A revival of Neil Simon's Brighton Beach Memoirs closed on Nov. 1 after less than a week on Broadway.
As Patrick Healy explains in the NYT, that may be down to the lack of stars, or poor marketing, or people just not wanting to hear about the Great Depression when they're still struggling with the Great Recession.
(Digression on a pet peeve: "Times are tough. Nobody wants to go to the theater for something depressing." And when exactly was this mythical era when people were so flush, so content, so spiritually uplifted and joyous that of course they'd be happy to run out and catch a Greek tragedy tonight? Never. Exactly. Which means
After a demanding day at work, I frankly find movies, not plays, a more dependable source of escape. But they don't have to be comedic movies — a good weepie, a drama, effectively filmed, and I'm completely drawn in for two hours. I wake up from my cinematic dream and don't know where I am, momentarily. I forget about my troubles. But Neil Simon-style ha-ha one-liners are certainly not the only way that I can escape. And that goes for romantic comedies, too (the best of which, I treasure; but it's not a genre that I'll leap at instead of a movie such as, for example, the likely very depressing upcoming film version of The Road). (End of digression; back to the Simon play closing early.) (Photo is of Neil Simon in 2006; from contactmusic.com)
Healy recounts all the recent comedies that have an edge, a dark side. What with terrorism, the recession, climate change, crazed men with guns — people want that ... they want their comedies to acknowledge their fears. Neil Simon doesn't have much of that. Simon's plays are stuck in the Borscht Belt, ta-da-boom rhythms of slender plots with cardboard characters who deliver very funny lines that, at their best, get us laughing for awhile. But you leave the theater, retell a couple of the best jokes, and you're stuck back in the real world/not Simon world that was depressing you before you walked in. A stopgap measure, not a panacea.
When Bobo saw Barefoot in the Park at the Civic a couple of seasons back, he was surprised at how stale the comic techniques seemed.
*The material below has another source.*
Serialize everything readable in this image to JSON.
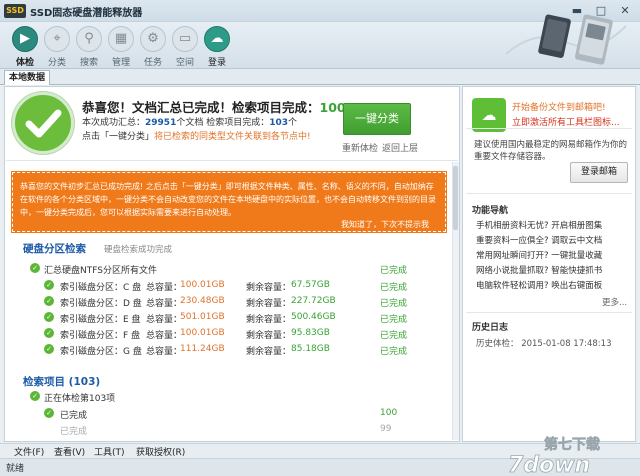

Simon was all the rage, and for many years. And I had good memories of the Jane Fonda/Robert Redford movie.
But to stare down betrayal, disease, the ravages of war, personal failure, addictions — real problems — and still be able to twist them in absurd, counter-intuitive, actually funny ways ... that's where comedy is headed (cf. NBC's Thursday night comedy block and its sensibilities). And that leaves Neil Simon as a relic.